Background: Short stay procedures have gained popularity in many surgical sub-specialties. Main benefits are early discharge, minimal loss of productivity, costs reduction, and less risk of infections. This practices must not jeopardize patient’s security. Laparoscopic sleeve gastrectomy (LSG) has consolidated as a primary bariatric technique. Because of its quick post-operatory recovery it is a matter of discussion if patients benefit or not from hospitalization longer than 24 hours.
Objective: To prove the safety of short-stay surgery after LSG.
Design: Cross sectional, descriptive, retrospective.
Methods: We prospectively collected data about hospital stay, readmission rate, early and mid-term term major complications and reintervention rate on 2629 primary LSG performed between February 2007 and August 2014.
Results: From a total of 2629 patients, 2590 (98,52%) were discharged in the first 24 hours. Thirty-nine (1,48%) required longer hospital stay; 16 (0,61%) for vomiting, 23 (0,87%) for haemorrhage. Four patients (0,15%) were readmitted for digestive intolerance between day 2 and 4. A total of 26 leaks (0,99%) occurred between postoperative day 5 and 41; 5 abdominal collections (0,19%) non related neither to fistulas nor bleeding occurred between day 6 and 16. From 33 (1,25%) haemorrhagic complications, 5 (0,19%) required reoperation in the first 24 hours and 7 (0,27%) percutaneous drainage after 7th postoperative day. No major complications occurred between days 1 and 4.

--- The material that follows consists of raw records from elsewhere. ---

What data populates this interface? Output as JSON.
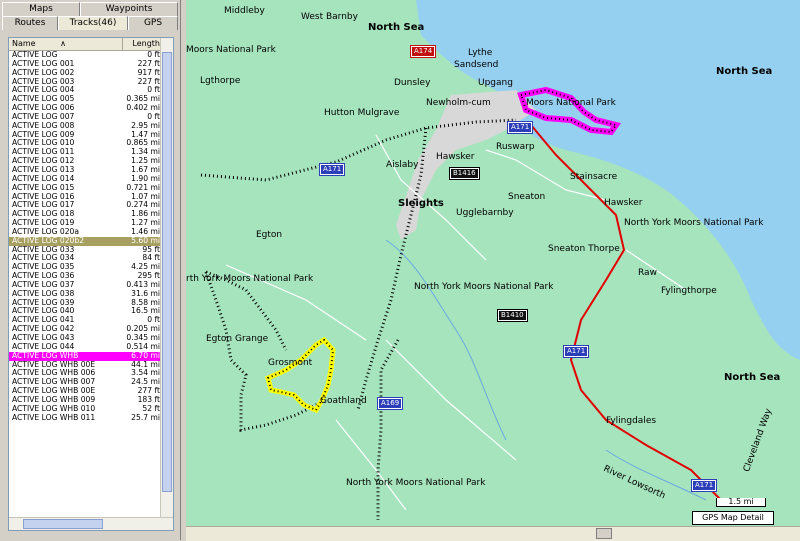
{
  "tabs": {
    "maps": "Maps",
    "waypoints": "Waypoints",
    "routes": "Routes",
    "tracks": "Tracks(46)",
    "gps": "GPS"
  },
  "list": {
    "col_name": "Name",
    "col_sort": "∧",
    "col_length": "Length",
    "rows": [
      {
        "n": "ACTIVE LOG",
        "l": "0 ft"
      },
      {
        "n": "ACTIVE LOG 001",
        "l": "227 ft"
      },
      {
        "n": "ACTIVE LOG 002",
        "l": "917 ft"
      },
      {
        "n": "ACTIVE LOG 003",
        "l": "227 ft"
      },
      {
        "n": "ACTIVE LOG 004",
        "l": "0 ft"
      },
      {
        "n": "ACTIVE LOG 005",
        "l": "0.365 mi"
      },
      {
        "n": "ACTIVE LOG 006",
        "l": "0.402 mi"
      },
      {
        "n": "ACTIVE LOG 007",
        "l": "0 ft"
      },
      {
        "n": "ACTIVE LOG 008",
        "l": "2.95 mi"
      },
      {
        "n": "ACTIVE LOG 009",
        "l": "1.47 mi"
      },
      {
        "n": "ACTIVE LOG 010",
        "l": "0.865 mi"
      },
      {
        "n": "ACTIVE LOG 011",
        "l": "1.34 mi"
      },
      {
        "n": "ACTIVE LOG 012",
        "l": "1.25 mi"
      },
      {
        "n": "ACTIVE LOG 013",
        "l": "1.67 mi"
      },
      {
        "n": "ACTIVE LOG 014",
        "l": "1.90 mi"
      },
      {
        "n": "ACTIVE LOG 015",
        "l": "0.721 mi"
      },
      {
        "n": "ACTIVE LOG 016",
        "l": "1.07 mi"
      },
      {
        "n": "ACTIVE LOG 017",
        "l": "0.274 mi"
      },
      {
        "n": "ACTIVE LOG 018",
        "l": "1.86 mi"
      },
      {
        "n": "ACTIVE LOG 019",
        "l": "1.27 mi"
      },
      {
        "n": "ACTIVE LOG 020a",
        "l": "1.46 mi"
      },
      {
        "n": "ACTIVE LOG 020b2",
        "l": "5.60 mi",
        "sel": "olive"
      },
      {
        "n": "ACTIVE LOG 033",
        "l": "95 ft"
      },
      {
        "n": "ACTIVE LOG 034",
        "l": "84 ft"
      },
      {
        "n": "ACTIVE LOG 035",
        "l": "4.25 mi"
      },
      {
        "n": "ACTIVE LOG 036",
        "l": "295 ft"
      },
      {
        "n": "ACTIVE LOG 037",
        "l": "0.413 mi"
      },
      {
        "n": "ACTIVE LOG 038",
        "l": "31.6 mi"
      },
      {
        "n": "ACTIVE LOG 039",
        "l": "8.58 mi"
      },
      {
        "n": "ACTIVE LOG 040",
        "l": "16.5 mi"
      },
      {
        "n": "ACTIVE LOG 041",
        "l": "0 ft"
      },
      {
        "n": "ACTIVE LOG 042",
        "l": "0.205 mi"
      },
      {
        "n": "ACTIVE LOG 043",
        "l": "0.345 mi"
      },
      {
        "n": "ACTIVE LOG 044",
        "l": "0.514 mi"
      },
      {
        "n": "ACTIVE LOG WHB",
        "l": "6.70 mi",
        "sel": "magenta"
      },
      {
        "n": "ACTIVE LOG WHB 00E",
        "l": "44.1 mi"
      },
      {
        "n": "ACTIVE LOG WHB 006",
        "l": "3.54 mi"
      },
      {
        "n": "ACTIVE LOG WHB 007",
        "l": "24.5 mi"
      },
      {
        "n": "ACTIVE LOG WHB 00E",
        "l": "277 ft"
      },
      {
        "n": "ACTIVE LOG WHB 009",
        "l": "183 ft"
      },
      {
        "n": "ACTIVE LOG WHB 010",
        "l": "52 ft"
      },
      {
        "n": "ACTIVE LOG WHB 011",
        "l": "25.7 mi"
      }
    ]
  },
  "map": {
    "labels": {
      "middleby": "Middleby",
      "westbarnby": "West Barnby",
      "northsea1": "North Sea",
      "moorsnp1": "Moors National Park",
      "sandsend": "Sandsend",
      "lythe": "Lythe",
      "upgang": "Upgang",
      "dunsley": "Dunsley",
      "northsea2": "North Sea",
      "lgthorpe": "Lgthorpe",
      "newholm": "Newholm-cum",
      "moorsnp2": "Moors National Park",
      "hutton": "Hutton Mulgrave",
      "ruswarp": "Ruswarp",
      "aislaby": "Aislaby",
      "hawsker1": "Hawsker",
      "stainsacre": "Stainsacre",
      "sneaton": "Sneaton",
      "sleights": "Sleights",
      "ugglebarnby": "Ugglebarnby",
      "hawsker2": "Hawsker",
      "nymnp1": "North York Moors National Park",
      "egton": "Egton",
      "sneatonthorpe": "Sneaton Thorpe",
      "raw": "Raw",
      "nymnp2": "North York Moors National Park",
      "yorkmoorsnp": "rth York Moors National Park",
      "fylingthorpe": "Fylingthorpe",
      "egtongrange": "Egton Grange",
      "northsea3": "North Sea",
      "grosmont": "Grosmont",
      "goathland": "Goathland",
      "fylingdales": "Fylingdales",
      "riverlowsorth": "River Lowsorth",
      "nymnp3": "North York Moors National Park",
      "cleveland": "Cleveland Way"
    },
    "roads": {
      "a174": "A174",
      "a171a": "A171",
      "a171b": "A171",
      "a171c": "A171",
      "a169": "A169",
      "b1410": "B1410",
      "b1416": "B1416",
      "a171d": "A171",
      "a171e": "A171"
    },
    "scale": "1.5 mi",
    "detail": "GPS Map Detail"
  },
  "colors": {
    "land": "#a6e4bd",
    "sea": "#96d0f0",
    "town": "#d8d8d8",
    "magenta": "#ff00ff",
    "yellow": "#ffff00",
    "red": "#e00000"
  }
}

Conclusions: Evidence suggests that hospital stay for more than 24 hours after LSG is unnecessary in patients with no persistent vomiting or signs of bleeding or leaks. Major complications presented either within the first 24 hours or after the fourth postoperative day.